Hooray! A pug moth which even I can identify. As a rule, I find these little scraps of flying matter an impossible challenge, even since the Leeds Philosophical and Literary Society kindly gave me a special book on UK pug moths in exchange for a talk. But this has to be the White-spotted Pug, wouldn't you agree? I will be plunged into despair if I am wrong.

It was attracted by the lamp which I placed in a rather unusual position after dramatic events two weeks ago when we were in London with the grandchildren. The usual scene of chaos at breakfast was interrupted by a 'phone call from our kindly neighbours saying that power lines had come down after heavy rain dislodged a tree branch in our garden. Said neighbours had been warned not to go to close to the exciting scene because of the presence of 11,000 suddenly liberated volts. I remember reading at university about the Marquess of Salisbury accidentally electrifying the dewy lawns at Hatfield House in the 1890s during the course of the amateur experiments in which he liked to indulge. Luckily that was not the case here.

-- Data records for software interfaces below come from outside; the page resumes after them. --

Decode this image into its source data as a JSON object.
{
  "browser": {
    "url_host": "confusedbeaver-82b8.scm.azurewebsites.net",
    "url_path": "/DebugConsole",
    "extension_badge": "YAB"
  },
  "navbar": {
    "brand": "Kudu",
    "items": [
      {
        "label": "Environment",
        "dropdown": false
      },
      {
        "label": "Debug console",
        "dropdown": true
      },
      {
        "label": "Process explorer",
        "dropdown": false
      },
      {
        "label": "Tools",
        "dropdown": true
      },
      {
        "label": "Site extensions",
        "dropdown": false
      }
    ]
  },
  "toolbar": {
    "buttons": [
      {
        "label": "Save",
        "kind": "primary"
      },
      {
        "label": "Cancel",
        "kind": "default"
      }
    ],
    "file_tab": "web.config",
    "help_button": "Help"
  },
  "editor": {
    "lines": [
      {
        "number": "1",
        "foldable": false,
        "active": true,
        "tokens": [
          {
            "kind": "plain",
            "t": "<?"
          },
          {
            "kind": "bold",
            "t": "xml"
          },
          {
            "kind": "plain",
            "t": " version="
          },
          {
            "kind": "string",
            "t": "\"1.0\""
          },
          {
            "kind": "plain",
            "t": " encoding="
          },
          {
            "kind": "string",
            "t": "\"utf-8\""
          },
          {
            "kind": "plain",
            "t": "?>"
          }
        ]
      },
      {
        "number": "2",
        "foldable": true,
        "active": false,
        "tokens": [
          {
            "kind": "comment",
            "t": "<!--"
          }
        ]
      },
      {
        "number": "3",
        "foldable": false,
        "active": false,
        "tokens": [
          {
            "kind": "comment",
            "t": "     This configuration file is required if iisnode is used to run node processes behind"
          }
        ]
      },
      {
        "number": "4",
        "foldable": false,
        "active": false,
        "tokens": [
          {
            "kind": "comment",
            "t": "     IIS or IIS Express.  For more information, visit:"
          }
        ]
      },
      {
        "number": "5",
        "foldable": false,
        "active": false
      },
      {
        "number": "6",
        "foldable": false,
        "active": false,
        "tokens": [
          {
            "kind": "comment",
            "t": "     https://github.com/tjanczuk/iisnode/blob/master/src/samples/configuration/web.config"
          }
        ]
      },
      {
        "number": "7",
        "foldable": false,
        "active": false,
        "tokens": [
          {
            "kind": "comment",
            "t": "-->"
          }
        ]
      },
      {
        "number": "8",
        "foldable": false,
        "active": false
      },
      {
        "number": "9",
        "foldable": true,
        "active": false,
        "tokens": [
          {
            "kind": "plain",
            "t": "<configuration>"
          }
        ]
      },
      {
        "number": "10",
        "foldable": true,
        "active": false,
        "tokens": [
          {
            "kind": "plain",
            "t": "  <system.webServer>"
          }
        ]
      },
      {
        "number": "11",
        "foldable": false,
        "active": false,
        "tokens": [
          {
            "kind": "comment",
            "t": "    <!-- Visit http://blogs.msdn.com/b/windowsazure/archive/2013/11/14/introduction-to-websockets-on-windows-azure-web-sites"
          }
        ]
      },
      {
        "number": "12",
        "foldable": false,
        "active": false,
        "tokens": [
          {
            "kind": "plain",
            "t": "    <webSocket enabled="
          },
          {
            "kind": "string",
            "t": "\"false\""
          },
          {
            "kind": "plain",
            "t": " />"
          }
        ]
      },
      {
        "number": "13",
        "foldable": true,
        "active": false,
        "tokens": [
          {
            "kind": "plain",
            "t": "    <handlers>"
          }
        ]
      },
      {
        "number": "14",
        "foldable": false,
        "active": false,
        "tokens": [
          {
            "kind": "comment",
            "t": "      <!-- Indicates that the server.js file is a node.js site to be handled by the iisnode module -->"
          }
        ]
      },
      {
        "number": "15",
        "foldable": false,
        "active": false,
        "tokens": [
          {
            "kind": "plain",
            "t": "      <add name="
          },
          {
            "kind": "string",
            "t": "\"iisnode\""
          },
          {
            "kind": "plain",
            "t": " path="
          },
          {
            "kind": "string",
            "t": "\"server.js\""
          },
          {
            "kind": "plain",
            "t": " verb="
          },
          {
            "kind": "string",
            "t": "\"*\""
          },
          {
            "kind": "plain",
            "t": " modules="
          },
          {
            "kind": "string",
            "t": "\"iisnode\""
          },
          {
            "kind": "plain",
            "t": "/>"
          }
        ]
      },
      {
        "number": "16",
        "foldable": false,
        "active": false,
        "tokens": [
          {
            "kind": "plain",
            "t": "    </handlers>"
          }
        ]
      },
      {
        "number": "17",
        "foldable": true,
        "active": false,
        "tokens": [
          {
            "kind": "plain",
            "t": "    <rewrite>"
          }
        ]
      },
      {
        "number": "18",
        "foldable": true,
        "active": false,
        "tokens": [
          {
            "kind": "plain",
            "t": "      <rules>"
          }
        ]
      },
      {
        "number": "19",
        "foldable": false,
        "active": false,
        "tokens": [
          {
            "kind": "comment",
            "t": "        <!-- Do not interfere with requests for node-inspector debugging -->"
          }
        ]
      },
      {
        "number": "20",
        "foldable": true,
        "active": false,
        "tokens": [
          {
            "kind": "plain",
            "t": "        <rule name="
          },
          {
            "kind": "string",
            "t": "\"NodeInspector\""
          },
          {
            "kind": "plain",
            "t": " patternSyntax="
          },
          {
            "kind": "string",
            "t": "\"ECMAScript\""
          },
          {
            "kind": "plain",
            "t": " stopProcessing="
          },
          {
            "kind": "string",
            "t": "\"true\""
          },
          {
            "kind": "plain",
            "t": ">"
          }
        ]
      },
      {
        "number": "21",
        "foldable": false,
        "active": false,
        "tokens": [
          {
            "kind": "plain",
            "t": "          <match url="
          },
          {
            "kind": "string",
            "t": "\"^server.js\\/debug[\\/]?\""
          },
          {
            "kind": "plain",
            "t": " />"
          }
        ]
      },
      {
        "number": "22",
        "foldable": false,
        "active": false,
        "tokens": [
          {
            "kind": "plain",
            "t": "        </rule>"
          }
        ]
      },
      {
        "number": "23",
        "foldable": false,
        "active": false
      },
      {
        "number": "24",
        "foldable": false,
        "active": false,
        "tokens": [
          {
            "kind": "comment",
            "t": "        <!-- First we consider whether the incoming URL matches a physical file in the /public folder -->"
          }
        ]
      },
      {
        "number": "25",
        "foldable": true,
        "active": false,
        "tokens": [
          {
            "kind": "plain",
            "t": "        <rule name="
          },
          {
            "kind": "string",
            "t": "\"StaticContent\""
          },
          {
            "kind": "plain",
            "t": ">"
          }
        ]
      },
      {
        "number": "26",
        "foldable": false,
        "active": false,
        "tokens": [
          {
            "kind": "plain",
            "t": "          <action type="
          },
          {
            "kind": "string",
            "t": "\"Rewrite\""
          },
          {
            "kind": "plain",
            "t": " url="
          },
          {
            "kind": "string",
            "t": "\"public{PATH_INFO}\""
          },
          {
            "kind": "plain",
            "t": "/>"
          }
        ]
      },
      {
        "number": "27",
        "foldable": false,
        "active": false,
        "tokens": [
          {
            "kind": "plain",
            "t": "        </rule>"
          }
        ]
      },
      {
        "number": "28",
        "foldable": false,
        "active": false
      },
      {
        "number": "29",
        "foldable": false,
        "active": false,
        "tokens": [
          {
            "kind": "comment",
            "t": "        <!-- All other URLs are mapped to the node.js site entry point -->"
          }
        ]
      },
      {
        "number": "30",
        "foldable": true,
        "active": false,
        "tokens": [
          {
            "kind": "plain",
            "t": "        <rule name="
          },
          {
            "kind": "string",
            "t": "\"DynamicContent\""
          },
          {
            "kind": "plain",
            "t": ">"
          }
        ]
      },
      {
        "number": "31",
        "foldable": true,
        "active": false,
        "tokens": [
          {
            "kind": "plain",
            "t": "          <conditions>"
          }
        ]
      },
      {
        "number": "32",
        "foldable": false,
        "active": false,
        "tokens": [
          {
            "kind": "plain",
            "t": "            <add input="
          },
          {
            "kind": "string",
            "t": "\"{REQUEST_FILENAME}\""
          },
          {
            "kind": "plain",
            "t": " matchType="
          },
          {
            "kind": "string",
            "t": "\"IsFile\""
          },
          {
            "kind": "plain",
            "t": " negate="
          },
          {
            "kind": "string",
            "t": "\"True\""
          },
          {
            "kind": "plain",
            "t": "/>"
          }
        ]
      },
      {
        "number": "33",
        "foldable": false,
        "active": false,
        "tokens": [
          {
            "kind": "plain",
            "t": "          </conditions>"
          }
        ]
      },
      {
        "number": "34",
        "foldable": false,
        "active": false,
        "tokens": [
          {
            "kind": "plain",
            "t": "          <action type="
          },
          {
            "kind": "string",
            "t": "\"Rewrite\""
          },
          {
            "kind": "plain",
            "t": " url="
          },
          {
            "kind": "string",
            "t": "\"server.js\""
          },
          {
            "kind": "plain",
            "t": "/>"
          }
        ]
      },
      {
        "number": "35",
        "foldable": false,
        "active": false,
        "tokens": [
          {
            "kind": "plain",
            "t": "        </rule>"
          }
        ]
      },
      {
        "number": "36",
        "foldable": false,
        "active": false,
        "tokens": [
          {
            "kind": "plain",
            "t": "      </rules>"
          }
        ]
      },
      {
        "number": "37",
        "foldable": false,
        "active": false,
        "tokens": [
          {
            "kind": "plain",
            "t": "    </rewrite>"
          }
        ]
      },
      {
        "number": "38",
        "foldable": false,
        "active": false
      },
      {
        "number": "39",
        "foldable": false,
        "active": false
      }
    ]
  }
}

Southern and Scottish Power were extremely efficient and we subsequently stripped the felled branches into a log pile and this temporary mountain of brash. I can't say that elevating the trap to its proud position on the summit obviously increased the number of moths in the eggboxes. But it looked impressive.

Here are some of the night's other visitors: the first Scalloped Oak of the year, above, and a Gold Spot or Lempke's Gold Spot below. I know the latter has featured here recently, but I can't resist them. Ditto with the Black Arches whose picture comes next, though I have the added excuse of comparing the slightly worn condition of this one with the pristine specimen which came here on Saturday night and whose photo is reproduced below the first one.

Lastly, a humble but beautiful Garden Carpet, and the most appealing of the six different types of the Common Rustic.


Tony Wilcock said...

Hi Martin

Got into moth trapping in the last year and found your blog which I enjoy as not always about the Id.
Just wondering if you have any trouble with cats and your trap.
I use a skinner trap and live in town and though my dog is a sworn enemy of cats they have the run of the garden in the night.
In the morning the Perspex has been bounced around a bit as if cats have been swatting at fluttering moths underneath a bit like the whac-a-mole game!



Martin Wainwright said...

Hi Tony and many apologies for the delay in replying to such an interesting comment. How interesting about the trap and the cats. I've often wondered about this happening, especially as I think - from droppings - that we have a larger visitor at night in the shape of a fox or foxes. But I think that the intensity of the mercury vapour lamp probably keeps them away. I've never used an actinic trap but I believe they are bit less obviously bright, at least to human eyes.

The biggest invader I have ever had has been a robin which somehow got in when the lamp was on. Not many moths the following morning!

All warmest wishes - glad you enjoy the blog. I keep trying to think of ways to refresh it and, to be honest, have rather given up on many IDs as I seem unable to get certain categories (rather a lot I'm afraid) correct.

All warm wishes